=== TASK ===
A single figure is required: the number of lines below in which the word "JSON" occurs.

Interface dataset entries
- Opening Delimiter -

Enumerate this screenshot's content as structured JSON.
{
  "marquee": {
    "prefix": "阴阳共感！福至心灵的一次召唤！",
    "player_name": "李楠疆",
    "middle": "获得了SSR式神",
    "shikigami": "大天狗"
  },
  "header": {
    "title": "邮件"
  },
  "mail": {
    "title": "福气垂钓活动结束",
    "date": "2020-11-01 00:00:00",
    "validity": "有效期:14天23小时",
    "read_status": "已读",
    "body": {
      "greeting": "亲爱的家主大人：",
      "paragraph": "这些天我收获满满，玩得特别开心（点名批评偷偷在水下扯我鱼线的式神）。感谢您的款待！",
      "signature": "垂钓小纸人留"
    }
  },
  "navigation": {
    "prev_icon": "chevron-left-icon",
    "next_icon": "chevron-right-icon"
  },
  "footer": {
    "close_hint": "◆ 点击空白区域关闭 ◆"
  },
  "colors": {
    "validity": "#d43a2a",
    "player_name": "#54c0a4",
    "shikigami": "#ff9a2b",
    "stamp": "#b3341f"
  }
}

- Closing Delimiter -
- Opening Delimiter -

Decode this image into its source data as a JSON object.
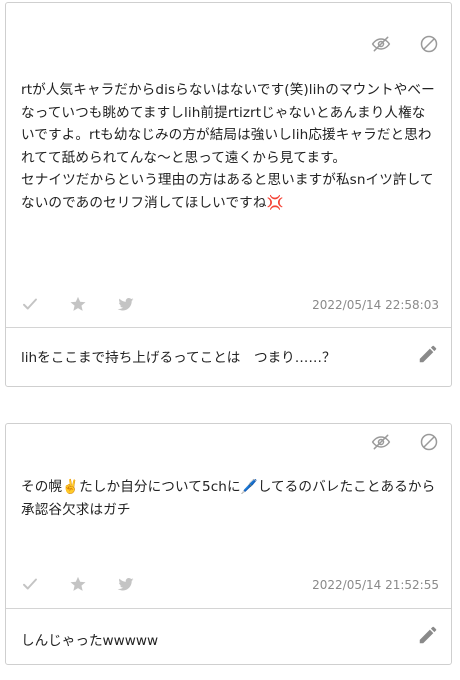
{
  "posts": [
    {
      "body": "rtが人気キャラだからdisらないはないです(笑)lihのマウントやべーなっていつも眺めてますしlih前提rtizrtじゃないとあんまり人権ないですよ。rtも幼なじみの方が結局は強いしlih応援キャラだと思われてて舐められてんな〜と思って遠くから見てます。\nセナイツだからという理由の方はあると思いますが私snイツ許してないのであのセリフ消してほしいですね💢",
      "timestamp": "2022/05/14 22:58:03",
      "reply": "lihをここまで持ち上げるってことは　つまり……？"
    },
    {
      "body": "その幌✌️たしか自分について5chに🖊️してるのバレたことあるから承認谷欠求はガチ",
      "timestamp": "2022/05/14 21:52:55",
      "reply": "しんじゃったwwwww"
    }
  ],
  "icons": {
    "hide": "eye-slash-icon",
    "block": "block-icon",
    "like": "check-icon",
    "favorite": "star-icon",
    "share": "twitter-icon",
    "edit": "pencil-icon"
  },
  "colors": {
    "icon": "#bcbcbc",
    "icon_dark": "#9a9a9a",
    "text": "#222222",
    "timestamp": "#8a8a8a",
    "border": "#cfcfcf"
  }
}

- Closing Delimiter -
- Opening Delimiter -

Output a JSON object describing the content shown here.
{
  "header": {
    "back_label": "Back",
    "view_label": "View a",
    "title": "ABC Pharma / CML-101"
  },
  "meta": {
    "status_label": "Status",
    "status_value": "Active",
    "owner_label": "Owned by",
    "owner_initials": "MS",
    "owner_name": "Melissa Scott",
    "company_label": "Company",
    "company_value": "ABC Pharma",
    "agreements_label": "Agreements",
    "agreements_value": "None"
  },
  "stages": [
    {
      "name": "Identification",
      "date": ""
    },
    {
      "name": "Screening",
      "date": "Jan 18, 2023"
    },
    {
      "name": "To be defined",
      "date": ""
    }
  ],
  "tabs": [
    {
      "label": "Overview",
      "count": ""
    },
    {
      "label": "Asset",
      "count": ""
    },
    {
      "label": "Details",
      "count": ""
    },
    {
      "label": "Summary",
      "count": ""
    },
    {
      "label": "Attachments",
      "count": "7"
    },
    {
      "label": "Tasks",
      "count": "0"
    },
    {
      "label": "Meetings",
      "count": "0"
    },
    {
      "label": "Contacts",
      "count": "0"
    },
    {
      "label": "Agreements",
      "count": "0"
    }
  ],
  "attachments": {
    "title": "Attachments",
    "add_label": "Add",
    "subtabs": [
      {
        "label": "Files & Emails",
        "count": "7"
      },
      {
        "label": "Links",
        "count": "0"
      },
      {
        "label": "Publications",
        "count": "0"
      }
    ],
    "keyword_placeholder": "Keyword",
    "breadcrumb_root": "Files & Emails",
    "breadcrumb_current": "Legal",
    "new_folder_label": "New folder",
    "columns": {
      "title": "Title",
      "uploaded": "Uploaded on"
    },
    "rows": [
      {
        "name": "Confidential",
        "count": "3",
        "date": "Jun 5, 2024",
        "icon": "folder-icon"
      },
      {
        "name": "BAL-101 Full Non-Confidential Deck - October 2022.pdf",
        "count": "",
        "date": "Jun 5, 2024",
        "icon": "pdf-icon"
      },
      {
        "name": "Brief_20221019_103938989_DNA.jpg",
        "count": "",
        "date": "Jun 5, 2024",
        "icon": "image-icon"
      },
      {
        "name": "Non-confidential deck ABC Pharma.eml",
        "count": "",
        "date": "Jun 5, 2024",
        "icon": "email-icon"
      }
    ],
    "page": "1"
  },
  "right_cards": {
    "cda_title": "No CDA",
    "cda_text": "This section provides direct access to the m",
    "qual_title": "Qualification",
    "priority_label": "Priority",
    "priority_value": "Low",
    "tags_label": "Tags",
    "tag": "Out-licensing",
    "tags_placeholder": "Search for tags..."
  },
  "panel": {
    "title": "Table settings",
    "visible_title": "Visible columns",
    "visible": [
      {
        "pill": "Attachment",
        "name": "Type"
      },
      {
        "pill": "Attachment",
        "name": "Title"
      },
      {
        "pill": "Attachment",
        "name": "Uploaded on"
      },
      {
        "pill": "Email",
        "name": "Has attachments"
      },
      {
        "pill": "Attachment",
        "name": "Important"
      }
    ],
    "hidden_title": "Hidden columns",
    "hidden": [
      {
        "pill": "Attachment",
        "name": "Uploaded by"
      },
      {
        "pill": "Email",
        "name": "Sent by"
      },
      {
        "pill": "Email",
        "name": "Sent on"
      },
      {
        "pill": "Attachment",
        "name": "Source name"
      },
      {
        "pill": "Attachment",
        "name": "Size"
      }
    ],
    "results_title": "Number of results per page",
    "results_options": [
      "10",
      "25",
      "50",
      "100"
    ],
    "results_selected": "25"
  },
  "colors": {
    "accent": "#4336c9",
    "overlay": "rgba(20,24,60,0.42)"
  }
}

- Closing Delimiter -

=== RESULT OF THIS EXERCISE ===
3